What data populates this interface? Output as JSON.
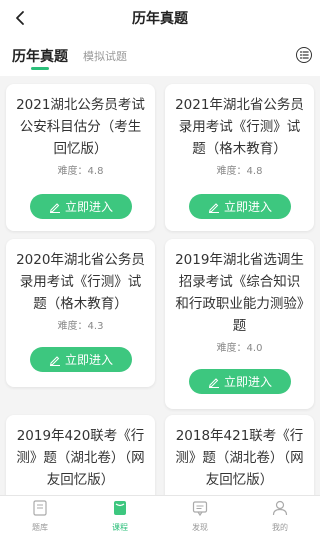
{
  "header": {
    "title": "历年真题"
  },
  "tabs": {
    "active": "历年真题",
    "other": "模拟试题"
  },
  "cards": [
    {
      "title": "2021湖北公务员考试公安科目估分（考生回忆版）",
      "difficulty": "难度：4.8",
      "button": "立即进入"
    },
    {
      "title": "2021年湖北省公务员录用考试《行测》试题（格木教育）",
      "difficulty": "难度：4.8",
      "button": "立即进入"
    },
    {
      "title": "2020年湖北省公务员录用考试《行测》试题（格木教育）",
      "difficulty": "难度：4.3",
      "button": "立即进入"
    },
    {
      "title": "2019年湖北省选调生招录考试《综合知识和行政职业能力测验》题",
      "difficulty": "难度：4.0",
      "button": "立即进入"
    },
    {
      "title": "2019年420联考《行测》题（湖北卷）（网友回忆版）",
      "difficulty": "",
      "button": ""
    },
    {
      "title": "2018年421联考《行测》题（湖北卷）（网友回忆版）",
      "difficulty": "",
      "button": ""
    }
  ],
  "bottom_nav": [
    {
      "label": "题库",
      "icon": "question-bank-icon"
    },
    {
      "label": "课程",
      "icon": "course-icon"
    },
    {
      "label": "发现",
      "icon": "discover-icon"
    },
    {
      "label": "我的",
      "icon": "profile-icon"
    }
  ],
  "colors": {
    "accent": "#3dc77f",
    "tab_indicator": "#2bbf7a"
  }
}
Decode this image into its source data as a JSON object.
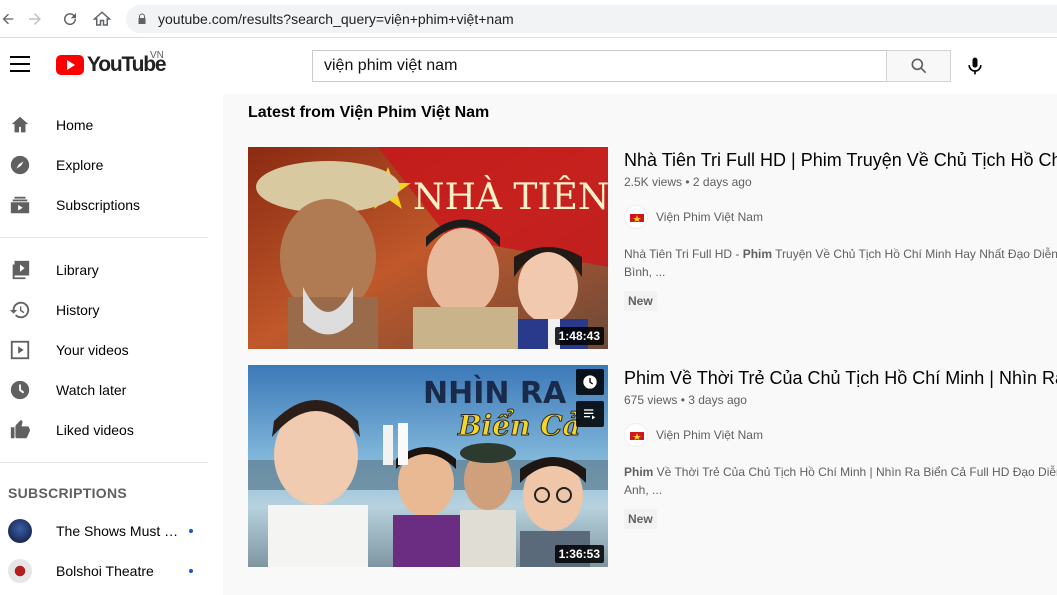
{
  "browser": {
    "url": "youtube.com/results?search_query=viện+phim+việt+nam"
  },
  "header": {
    "logo_text": "YouTube",
    "country": "VN",
    "search_value": "viện phim việt nam"
  },
  "sidebar": {
    "items": [
      {
        "label": "Home",
        "icon": "home-icon"
      },
      {
        "label": "Explore",
        "icon": "explore-icon"
      },
      {
        "label": "Subscriptions",
        "icon": "subscriptions-icon"
      }
    ],
    "library_items": [
      {
        "label": "Library",
        "icon": "library-icon"
      },
      {
        "label": "History",
        "icon": "history-icon"
      },
      {
        "label": "Your videos",
        "icon": "your-videos-icon"
      },
      {
        "label": "Watch later",
        "icon": "watch-later-icon"
      },
      {
        "label": "Liked videos",
        "icon": "liked-icon"
      }
    ],
    "subscriptions_heading": "SUBSCRIPTIONS",
    "subscriptions": [
      {
        "name": "The Shows Must Go On",
        "avatar_color": "#1c2a4a"
      },
      {
        "name": "Bolshoi Theatre",
        "avatar_color": "#c8c8c8"
      }
    ]
  },
  "main": {
    "section_title": "Latest from Viện Phim Việt Nam",
    "videos": [
      {
        "title": "Nhà Tiên Tri Full HD | Phim Truyện Về Chủ Tịch Hồ Chí Minh Hay Nhất",
        "views": "2.5K views",
        "age": "2 days ago",
        "channel": "Viện Phim Việt Nam",
        "desc_line1_prefix": "Nhà Tiên Tri Full HD - ",
        "desc_line1_bold": "Phim",
        "desc_line1_rest": " Truyện Về Chủ Tịch Hồ Chí Minh Hay Nhất Đạo Diễn",
        "desc_line2": "Bình, ...",
        "badge": "New",
        "duration": "1:48:43",
        "thumb_text": "NHÀ TIÊN TRI"
      },
      {
        "title": "Phim Về Thời Trẻ Của Chủ Tịch Hồ Chí Minh | Nhìn Ra Biển Cả Full HD",
        "views": "675 views",
        "age": "3 days ago",
        "channel": "Viện Phim Việt Nam",
        "desc_line1_bold": "Phim",
        "desc_line1_rest": " Về Thời Trẻ Của Chủ Tịch Hồ Chí Minh | Nhìn Ra Biển Cả Full HD Đạo Diễn",
        "desc_line2": "Anh, ...",
        "badge": "New",
        "duration": "1:36:53",
        "thumb_text_1": "NHÌN RA",
        "thumb_text_2": "Biển Cả"
      }
    ]
  }
}
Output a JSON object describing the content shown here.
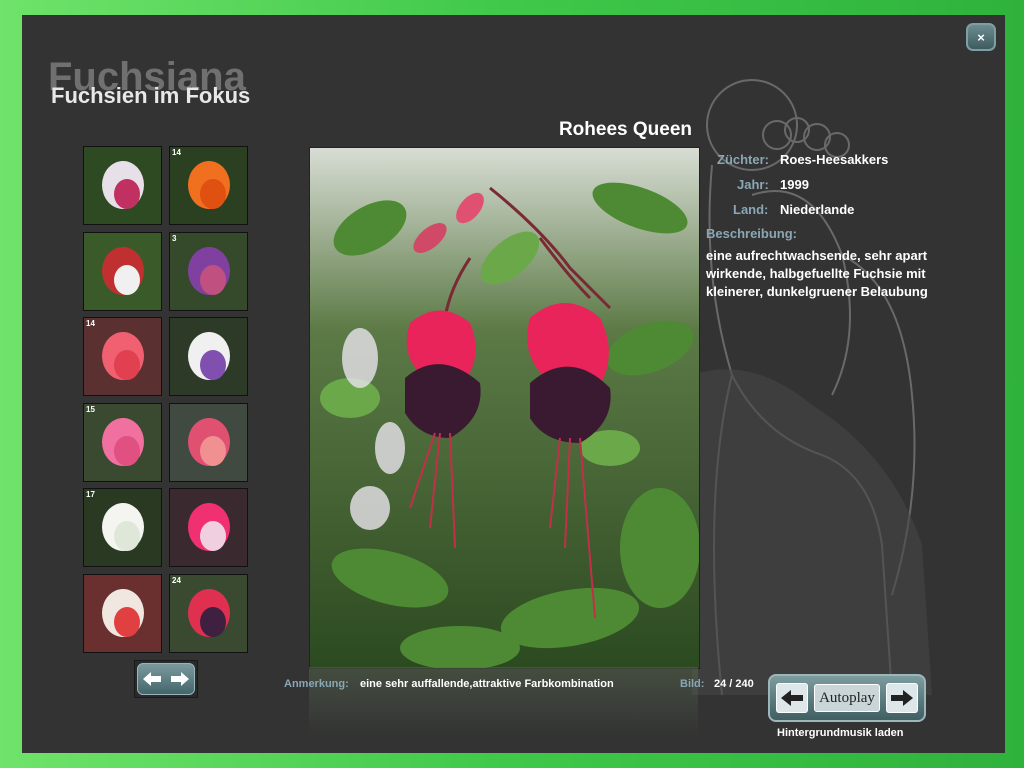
{
  "window": {
    "close_label": "×"
  },
  "brand": {
    "background_title": "Fuchsiana",
    "title": "Fuchsien im Fokus"
  },
  "photo": {
    "title": "Rohees Queen"
  },
  "details": {
    "breeder_label": "Züchter:",
    "breeder": "Roes-Heesakkers",
    "year_label": "Jahr:",
    "year": "1999",
    "country_label": "Land:",
    "country": "Niederlande",
    "description_label": "Beschreibung:",
    "description": "eine aufrechtwachsende, sehr apart wirkende, halbgefuellte Fuchsie mit kleinerer, dunkelgruener Belaubung"
  },
  "footer": {
    "note_label": "Anmerkung:",
    "note": "eine sehr auffallende,attraktive Farbkombination",
    "image_label": "Bild:",
    "image_counter": "24 / 240",
    "autoplay_label": "Autoplay",
    "music_link": "Hintergrundmusik laden"
  },
  "thumbnails": [
    {
      "number": "",
      "colors": [
        "#2d4a22",
        "#e8e0e8",
        "#c03060"
      ]
    },
    {
      "number": "14",
      "colors": [
        "#2b4020",
        "#f07020",
        "#e05010"
      ]
    },
    {
      "number": "",
      "colors": [
        "#3a5a2a",
        "#c03030",
        "#f0f0f0"
      ]
    },
    {
      "number": "3",
      "colors": [
        "#354a2a",
        "#8040a0",
        "#c05080"
      ]
    },
    {
      "number": "14",
      "colors": [
        "#5a3030",
        "#f06070",
        "#e04050"
      ]
    },
    {
      "number": "",
      "colors": [
        "#2e3a28",
        "#f0f0f0",
        "#8050b0"
      ]
    },
    {
      "number": "15",
      "colors": [
        "#3a4a30",
        "#f070a0",
        "#e05080"
      ]
    },
    {
      "number": "",
      "colors": [
        "#404a40",
        "#e05070",
        "#f09090"
      ]
    },
    {
      "number": "17",
      "colors": [
        "#2a3a22",
        "#f4f4f0",
        "#dfe8d8"
      ]
    },
    {
      "number": "",
      "colors": [
        "#3a2a30",
        "#f03070",
        "#f0d0e0"
      ]
    },
    {
      "number": "",
      "colors": [
        "#6a3030",
        "#f0e8e0",
        "#e04040"
      ]
    },
    {
      "number": "24",
      "colors": [
        "#3a4a30",
        "#e03050",
        "#402040"
      ]
    }
  ],
  "colors": {
    "panel": "#333333",
    "label": "#8aa7b5",
    "accent_green": "#3fc84a"
  }
}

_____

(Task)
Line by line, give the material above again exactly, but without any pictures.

(Exercise result)
What data populates this interface? Output as JSON.
{
  "header": {
    "title": "历年真题"
  },
  "tabs": {
    "active": "历年真题",
    "other": "模拟试题"
  },
  "cards": [
    {
      "title": "2021湖北公务员考试公安科目估分（考生回忆版）",
      "difficulty": "难度：4.8",
      "button": "立即进入"
    },
    {
      "title": "2021年湖北省公务员录用考试《行测》试题（格木教育）",
      "difficulty": "难度：4.8",
      "button": "立即进入"
    },
    {
      "title": "2020年湖北省公务员录用考试《行测》试题（格木教育）",
      "difficulty": "难度：4.3",
      "button": "立即进入"
    },
    {
      "title": "2019年湖北省选调生招录考试《综合知识和行政职业能力测验》题",
      "difficulty": "难度：4.0",
      "button": "立即进入"
    },
    {
      "title": "2019年420联考《行测》题（湖北卷）（网友回忆版）",
      "difficulty": "",
      "button": ""
    },
    {
      "title": "2018年421联考《行测》题（湖北卷）（网友回忆版）",
      "difficulty": "",
      "button": ""
    }
  ],
  "bottom_nav": [
    {
      "label": "题库",
      "icon": "question-bank-icon"
    },
    {
      "label": "课程",
      "icon": "course-icon"
    },
    {
      "label": "发现",
      "icon": "discover-icon"
    },
    {
      "label": "我的",
      "icon": "profile-icon"
    }
  ],
  "colors": {
    "accent": "#3dc77f",
    "tab_indicator": "#2bbf7a"
  }
}
Decode this image into its source data as a JSON object.
{
  "browser": {
    "url": "youtube.com/results?search_query=viện+phim+việt+nam"
  },
  "header": {
    "logo_text": "YouTube",
    "country": "VN",
    "search_value": "viện phim việt nam"
  },
  "sidebar": {
    "items": [
      {
        "label": "Home",
        "icon": "home-icon"
      },
      {
        "label": "Explore",
        "icon": "explore-icon"
      },
      {
        "label": "Subscriptions",
        "icon": "subscriptions-icon"
      }
    ],
    "library_items": [
      {
        "label": "Library",
        "icon": "library-icon"
      },
      {
        "label": "History",
        "icon": "history-icon"
      },
      {
        "label": "Your videos",
        "icon": "your-videos-icon"
      },
      {
        "label": "Watch later",
        "icon": "watch-later-icon"
      },
      {
        "label": "Liked videos",
        "icon": "liked-icon"
      }
    ],
    "subscriptions_heading": "SUBSCRIPTIONS",
    "subscriptions": [
      {
        "name": "The Shows Must Go On",
        "avatar_color": "#1c2a4a"
      },
      {
        "name": "Bolshoi Theatre",
        "avatar_color": "#c8c8c8"
      }
    ]
  },
  "main": {
    "section_title": "Latest from Viện Phim Việt Nam",
    "videos": [
      {
        "title": "Nhà Tiên Tri Full HD | Phim Truyện Về Chủ Tịch Hồ Chí Minh Hay Nhất",
        "views": "2.5K views",
        "age": "2 days ago",
        "channel": "Viện Phim Việt Nam",
        "desc_line1_prefix": "Nhà Tiên Tri Full HD - ",
        "desc_line1_bold": "Phim",
        "desc_line1_rest": " Truyện Về Chủ Tịch Hồ Chí Minh Hay Nhất Đạo Diễn",
        "desc_line2": "Bình, ...",
        "badge": "New",
        "duration": "1:48:43",
        "thumb_text": "NHÀ TIÊN TRI"
      },
      {
        "title": "Phim Về Thời Trẻ Của Chủ Tịch Hồ Chí Minh | Nhìn Ra Biển Cả Full HD",
        "views": "675 views",
        "age": "3 days ago",
        "channel": "Viện Phim Việt Nam",
        "desc_line1_bold": "Phim",
        "desc_line1_rest": " Về Thời Trẻ Của Chủ Tịch Hồ Chí Minh | Nhìn Ra Biển Cả Full HD Đạo Diễn",
        "desc_line2": "Anh, ...",
        "badge": "New",
        "duration": "1:36:53",
        "thumb_text_1": "NHÌN RA",
        "thumb_text_2": "Biển Cả"
      }
    ]
  }
}
Output a JSON object describing the content shown here.
{
  "window": {
    "close_label": "×"
  },
  "brand": {
    "background_title": "Fuchsiana",
    "title": "Fuchsien im Fokus"
  },
  "photo": {
    "title": "Rohees Queen"
  },
  "details": {
    "breeder_label": "Züchter:",
    "breeder": "Roes-Heesakkers",
    "year_label": "Jahr:",
    "year": "1999",
    "country_label": "Land:",
    "country": "Niederlande",
    "description_label": "Beschreibung:",
    "description": "eine aufrechtwachsende, sehr apart wirkende, halbgefuellte Fuchsie mit kleinerer, dunkelgruener Belaubung"
  },
  "footer": {
    "note_label": "Anmerkung:",
    "note": "eine sehr auffallende,attraktive Farbkombination",
    "image_label": "Bild:",
    "image_counter": "24 / 240",
    "autoplay_label": "Autoplay",
    "music_link": "Hintergrundmusik laden"
  },
  "thumbnails": [
    {
      "number": "",
      "colors": [
        "#2d4a22",
        "#e8e0e8",
        "#c03060"
      ]
    },
    {
      "number": "14",
      "colors": [
        "#2b4020",
        "#f07020",
        "#e05010"
      ]
    },
    {
      "number": "",
      "colors": [
        "#3a5a2a",
        "#c03030",
        "#f0f0f0"
      ]
    },
    {
      "number": "3",
      "colors": [
        "#354a2a",
        "#8040a0",
        "#c05080"
      ]
    },
    {
      "number": "14",
      "colors": [
        "#5a3030",
        "#f06070",
        "#e04050"
      ]
    },
    {
      "number": "",
      "colors": [
        "#2e3a28",
        "#f0f0f0",
        "#8050b0"
      ]
    },
    {
      "number": "15",
      "colors": [
        "#3a4a30",
        "#f070a0",
        "#e05080"
      ]
    },
    {
      "number": "",
      "colors": [
        "#404a40",
        "#e05070",
        "#f09090"
      ]
    },
    {
      "number": "17",
      "colors": [
        "#2a3a22",
        "#f4f4f0",
        "#dfe8d8"
      ]
    },
    {
      "number": "",
      "colors": [
        "#3a2a30",
        "#f03070",
        "#f0d0e0"
      ]
    },
    {
      "number": "",
      "colors": [
        "#6a3030",
        "#f0e8e0",
        "#e04040"
      ]
    },
    {
      "number": "24",
      "colors": [
        "#3a4a30",
        "#e03050",
        "#402040"
      ]
    }
  ],
  "colors": {
    "panel": "#333333",
    "label": "#8aa7b5",
    "accent_green": "#3fc84a"
  }
}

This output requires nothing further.